Mitħna antika tal-Għaqba

Salina salt pans :  Thought to have been built during the 16th century. Covering an expanse of nearly 100,000 square metres, the salt pans were a vibrant industry until the beginning of the 20th century when salt was still an absolute necessity for the preservation of food. These salt pans were built by the Knights at the beginning of the 17th century and were an important industry.

Tax collector’s house:  In this house lived the tax collector during the period of the Knights of St. John. The parish priest used to refer to this street as Strada del Fiscale (Street of the Tax Collector) 

Markiż Scicluna house: This big house which today houses the Jesuit community was the house where Marquis John Scicluna was born.

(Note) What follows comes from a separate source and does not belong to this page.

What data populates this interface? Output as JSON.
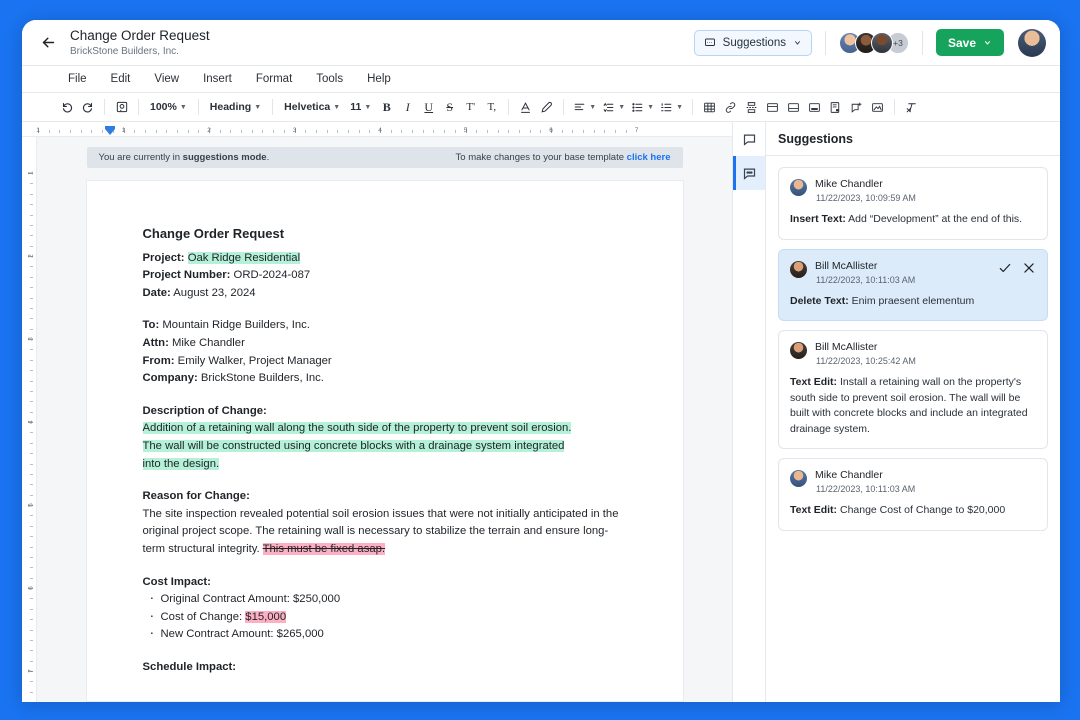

It was he who just after World War II donated the house to the Jesuits who had actually taken care of him after he was orphaned at the tender age of 11 years. Notice the wonderfully-decorated small statue of the Madonna on this building, a statue which has given rise to a new devotion to the Madonna tat-Triq, the Madonna of the street. A chapel in the Jesuits’ house is also dedicated to this Madonna.

Palazz Vittorja: This was the private palace of Marquis Vincenzo Bugeja, one of the leading philanthropists in Malta in the 19th century. It now houses the Peace Band Club.

Parish Priest House: Built purposely in the 1730s to house the parish priest, this is a typical 18th century house with a central inner court yard. The fine stone work at the top was previously part of the parish church organ balcony built in the 17th century. This is found in Triq il-Kbira.

Hospital: An old house in Darnino Square wih a recessed entrance  was used as a hospital during the revolt of the Maltese against the French. At that time Naxxar had welcomed no less than 1,300 persons from the harbour cities


11 Square KMs




Northern Region of Malta

Sorry, the comment form is closed at this time.

social profiles

Contact the property